◆ AIM OF THE EXERCISE ◆
Search the entries below for the word "title" and copy each line that has it.

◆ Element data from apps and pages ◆
────────────────────

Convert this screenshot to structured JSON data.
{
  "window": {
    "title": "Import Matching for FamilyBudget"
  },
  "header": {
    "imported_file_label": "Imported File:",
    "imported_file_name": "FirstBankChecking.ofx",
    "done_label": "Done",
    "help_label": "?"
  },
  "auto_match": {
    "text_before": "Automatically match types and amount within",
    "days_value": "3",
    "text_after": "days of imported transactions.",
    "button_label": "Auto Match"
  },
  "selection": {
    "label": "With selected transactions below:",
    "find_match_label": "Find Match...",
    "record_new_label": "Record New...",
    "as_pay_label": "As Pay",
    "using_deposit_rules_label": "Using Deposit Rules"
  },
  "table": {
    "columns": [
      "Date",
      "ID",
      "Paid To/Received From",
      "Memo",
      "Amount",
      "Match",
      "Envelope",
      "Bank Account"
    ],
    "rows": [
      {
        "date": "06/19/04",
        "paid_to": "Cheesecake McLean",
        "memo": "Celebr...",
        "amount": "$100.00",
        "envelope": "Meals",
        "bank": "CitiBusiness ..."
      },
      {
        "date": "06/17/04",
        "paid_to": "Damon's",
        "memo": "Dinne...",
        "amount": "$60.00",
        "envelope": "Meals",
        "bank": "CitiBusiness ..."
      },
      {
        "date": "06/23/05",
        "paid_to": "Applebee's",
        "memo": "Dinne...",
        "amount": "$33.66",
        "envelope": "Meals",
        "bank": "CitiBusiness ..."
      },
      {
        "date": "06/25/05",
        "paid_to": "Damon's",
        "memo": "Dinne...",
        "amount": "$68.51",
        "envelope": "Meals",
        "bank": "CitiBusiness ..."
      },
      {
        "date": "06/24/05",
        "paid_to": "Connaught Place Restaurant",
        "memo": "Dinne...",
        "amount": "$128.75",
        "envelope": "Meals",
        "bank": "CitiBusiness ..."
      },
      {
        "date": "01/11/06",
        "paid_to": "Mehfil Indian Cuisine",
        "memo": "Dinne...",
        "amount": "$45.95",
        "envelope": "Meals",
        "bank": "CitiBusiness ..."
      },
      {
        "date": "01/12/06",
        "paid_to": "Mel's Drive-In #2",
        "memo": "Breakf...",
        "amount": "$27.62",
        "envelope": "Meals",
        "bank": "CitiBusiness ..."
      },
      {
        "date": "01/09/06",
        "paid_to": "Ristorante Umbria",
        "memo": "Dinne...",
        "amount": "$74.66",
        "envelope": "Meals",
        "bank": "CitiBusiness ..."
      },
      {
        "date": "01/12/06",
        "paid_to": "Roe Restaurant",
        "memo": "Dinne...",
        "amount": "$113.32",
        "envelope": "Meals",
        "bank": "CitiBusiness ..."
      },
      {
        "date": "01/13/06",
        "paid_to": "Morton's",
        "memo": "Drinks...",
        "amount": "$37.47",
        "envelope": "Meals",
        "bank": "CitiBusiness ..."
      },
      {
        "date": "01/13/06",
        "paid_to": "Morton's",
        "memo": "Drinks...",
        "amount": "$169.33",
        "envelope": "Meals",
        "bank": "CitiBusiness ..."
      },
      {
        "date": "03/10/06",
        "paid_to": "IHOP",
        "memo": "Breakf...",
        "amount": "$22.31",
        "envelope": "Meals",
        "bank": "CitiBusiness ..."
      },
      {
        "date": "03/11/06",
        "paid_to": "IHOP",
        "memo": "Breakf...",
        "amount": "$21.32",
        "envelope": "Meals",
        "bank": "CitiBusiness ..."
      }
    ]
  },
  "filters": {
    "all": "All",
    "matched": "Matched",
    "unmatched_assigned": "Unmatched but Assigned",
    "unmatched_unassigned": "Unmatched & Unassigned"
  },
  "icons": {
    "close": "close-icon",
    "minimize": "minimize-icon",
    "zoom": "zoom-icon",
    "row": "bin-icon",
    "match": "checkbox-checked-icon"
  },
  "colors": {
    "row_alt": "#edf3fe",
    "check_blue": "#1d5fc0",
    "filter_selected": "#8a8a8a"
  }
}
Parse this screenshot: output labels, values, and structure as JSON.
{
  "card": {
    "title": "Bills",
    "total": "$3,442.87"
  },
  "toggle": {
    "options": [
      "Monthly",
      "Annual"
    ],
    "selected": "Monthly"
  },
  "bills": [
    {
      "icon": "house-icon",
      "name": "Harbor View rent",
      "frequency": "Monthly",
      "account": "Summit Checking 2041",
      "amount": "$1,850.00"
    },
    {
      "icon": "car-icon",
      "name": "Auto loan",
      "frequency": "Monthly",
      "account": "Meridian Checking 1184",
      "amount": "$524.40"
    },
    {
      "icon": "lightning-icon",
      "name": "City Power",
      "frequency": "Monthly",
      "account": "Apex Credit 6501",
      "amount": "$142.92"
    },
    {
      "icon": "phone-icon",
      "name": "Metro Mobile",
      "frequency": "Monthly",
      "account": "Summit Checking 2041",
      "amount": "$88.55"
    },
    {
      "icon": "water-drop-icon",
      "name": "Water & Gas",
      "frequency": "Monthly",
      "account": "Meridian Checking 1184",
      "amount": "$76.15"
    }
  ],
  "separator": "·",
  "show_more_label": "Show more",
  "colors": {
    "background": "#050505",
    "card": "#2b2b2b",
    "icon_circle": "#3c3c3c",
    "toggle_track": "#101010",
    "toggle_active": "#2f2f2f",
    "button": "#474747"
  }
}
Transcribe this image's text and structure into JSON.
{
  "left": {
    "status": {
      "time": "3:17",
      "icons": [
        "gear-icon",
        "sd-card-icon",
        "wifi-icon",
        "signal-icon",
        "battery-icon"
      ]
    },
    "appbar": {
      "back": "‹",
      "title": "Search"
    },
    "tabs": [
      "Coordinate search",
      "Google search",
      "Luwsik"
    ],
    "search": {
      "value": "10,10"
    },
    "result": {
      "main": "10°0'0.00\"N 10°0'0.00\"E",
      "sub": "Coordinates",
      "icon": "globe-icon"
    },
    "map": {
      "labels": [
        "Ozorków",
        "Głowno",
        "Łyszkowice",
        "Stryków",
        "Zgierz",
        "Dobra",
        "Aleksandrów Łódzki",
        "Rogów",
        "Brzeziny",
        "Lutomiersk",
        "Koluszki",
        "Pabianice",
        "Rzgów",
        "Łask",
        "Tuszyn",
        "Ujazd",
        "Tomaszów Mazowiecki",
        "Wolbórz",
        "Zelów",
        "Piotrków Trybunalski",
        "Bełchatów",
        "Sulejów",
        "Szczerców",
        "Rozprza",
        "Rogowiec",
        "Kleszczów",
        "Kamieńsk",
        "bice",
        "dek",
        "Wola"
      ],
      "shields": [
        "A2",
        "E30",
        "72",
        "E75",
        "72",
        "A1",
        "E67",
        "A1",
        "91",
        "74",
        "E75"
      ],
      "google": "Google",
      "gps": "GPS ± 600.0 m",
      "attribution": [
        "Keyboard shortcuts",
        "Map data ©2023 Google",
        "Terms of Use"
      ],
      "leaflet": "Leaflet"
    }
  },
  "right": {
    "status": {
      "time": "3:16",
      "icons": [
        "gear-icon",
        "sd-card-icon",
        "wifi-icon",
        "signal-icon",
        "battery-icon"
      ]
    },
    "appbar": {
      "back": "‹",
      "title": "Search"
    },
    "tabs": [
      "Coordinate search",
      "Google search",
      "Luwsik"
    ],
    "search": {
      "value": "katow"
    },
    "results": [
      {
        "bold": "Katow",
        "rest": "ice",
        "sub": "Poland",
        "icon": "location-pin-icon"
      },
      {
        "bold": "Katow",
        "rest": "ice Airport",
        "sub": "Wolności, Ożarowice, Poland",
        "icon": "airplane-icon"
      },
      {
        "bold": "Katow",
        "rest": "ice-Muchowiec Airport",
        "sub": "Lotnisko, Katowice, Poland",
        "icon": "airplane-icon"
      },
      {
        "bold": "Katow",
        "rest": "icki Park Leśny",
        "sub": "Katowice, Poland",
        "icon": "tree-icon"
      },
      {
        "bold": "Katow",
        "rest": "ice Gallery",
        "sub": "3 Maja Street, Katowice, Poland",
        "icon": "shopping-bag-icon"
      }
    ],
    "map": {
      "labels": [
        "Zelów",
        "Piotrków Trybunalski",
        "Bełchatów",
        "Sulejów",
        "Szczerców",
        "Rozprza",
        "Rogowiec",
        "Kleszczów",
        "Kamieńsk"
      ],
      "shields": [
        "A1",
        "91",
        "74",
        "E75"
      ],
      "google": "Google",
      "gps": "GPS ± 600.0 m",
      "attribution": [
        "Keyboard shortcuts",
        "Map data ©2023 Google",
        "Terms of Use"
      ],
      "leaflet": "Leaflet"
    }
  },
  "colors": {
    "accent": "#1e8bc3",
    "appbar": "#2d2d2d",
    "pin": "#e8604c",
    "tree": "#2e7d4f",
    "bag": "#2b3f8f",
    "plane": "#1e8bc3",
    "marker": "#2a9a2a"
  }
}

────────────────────

◆ ANSWER SPACE ◆
    "title": "Import Matching for FamilyBudget"
    "title": "Bills",
      "title": "Search"
      "title": "Search"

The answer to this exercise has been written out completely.